TASK DETAILS:
Output each entry verbatim. Leave the images out.
▽
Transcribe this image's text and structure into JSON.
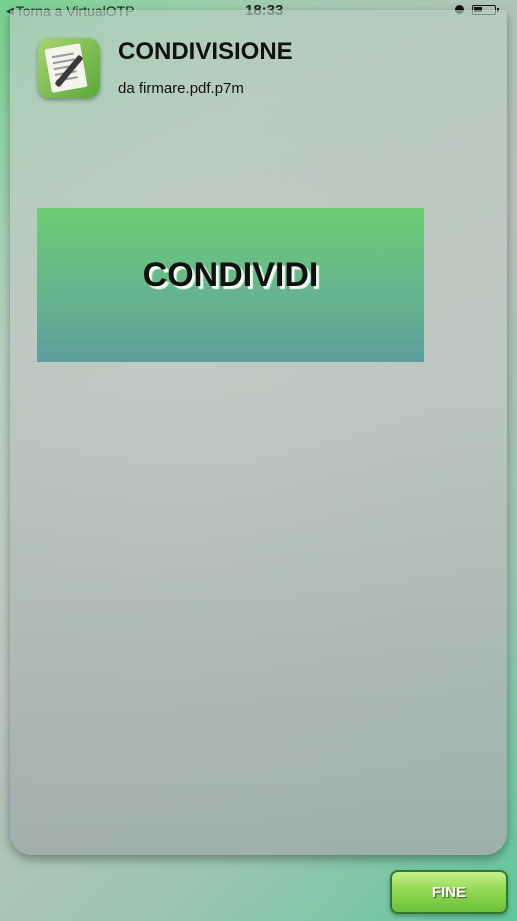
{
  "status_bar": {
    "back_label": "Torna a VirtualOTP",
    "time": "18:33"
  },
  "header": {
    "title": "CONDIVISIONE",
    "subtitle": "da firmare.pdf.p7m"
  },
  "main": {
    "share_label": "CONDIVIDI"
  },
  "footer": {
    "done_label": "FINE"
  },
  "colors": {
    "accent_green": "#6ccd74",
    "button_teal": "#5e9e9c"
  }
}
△
SOLUTION FOR THIS TASK:
Transcribe this image's text and structure into JSON.
{
  "status_bar": {
    "back_label": "Torna a VirtualOTP",
    "time": "18:33"
  },
  "header": {
    "title": "CONDIVISIONE",
    "subtitle": "da firmare.pdf.p7m"
  },
  "main": {
    "share_label": "CONDIVIDI"
  },
  "footer": {
    "done_label": "FINE"
  },
  "colors": {
    "accent_green": "#6ccd74",
    "button_teal": "#5e9e9c"
  }
}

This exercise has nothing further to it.